# Records shown

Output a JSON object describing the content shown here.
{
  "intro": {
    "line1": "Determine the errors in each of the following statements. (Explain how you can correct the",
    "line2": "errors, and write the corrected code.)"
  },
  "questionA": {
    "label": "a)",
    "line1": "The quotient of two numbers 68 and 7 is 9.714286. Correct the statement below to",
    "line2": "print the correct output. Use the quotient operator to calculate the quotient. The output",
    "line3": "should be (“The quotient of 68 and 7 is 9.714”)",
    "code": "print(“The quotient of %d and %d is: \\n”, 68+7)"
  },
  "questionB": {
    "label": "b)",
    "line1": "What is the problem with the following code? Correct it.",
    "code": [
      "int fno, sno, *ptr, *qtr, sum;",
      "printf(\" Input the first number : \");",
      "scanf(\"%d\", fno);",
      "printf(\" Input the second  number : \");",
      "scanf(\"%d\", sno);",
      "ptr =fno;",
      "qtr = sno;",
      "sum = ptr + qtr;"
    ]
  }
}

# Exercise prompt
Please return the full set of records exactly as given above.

# Answer for the task
Output a JSON object describing the content shown here.
{
  "intro": {
    "line1": "Determine the errors in each of the following statements. (Explain how you can correct the",
    "line2": "errors, and write the corrected code.)"
  },
  "questionA": {
    "label": "a)",
    "line1": "The quotient of two numbers 68 and 7 is 9.714286. Correct the statement below to",
    "line2": "print the correct output. Use the quotient operator to calculate the quotient. The output",
    "line3": "should be (“The quotient of 68 and 7 is 9.714”)",
    "code": "print(“The quotient of %d and %d is: \\n”, 68+7)"
  },
  "questionB": {
    "label": "b)",
    "line1": "What is the problem with the following code? Correct it.",
    "code": [
      "int fno, sno, *ptr, *qtr, sum;",
      "printf(\" Input the first number : \");",
      "scanf(\"%d\", fno);",
      "printf(\" Input the second  number : \");",
      "scanf(\"%d\", sno);",
      "ptr =fno;",
      "qtr = sno;",
      "sum = ptr + qtr;"
    ]
  }
}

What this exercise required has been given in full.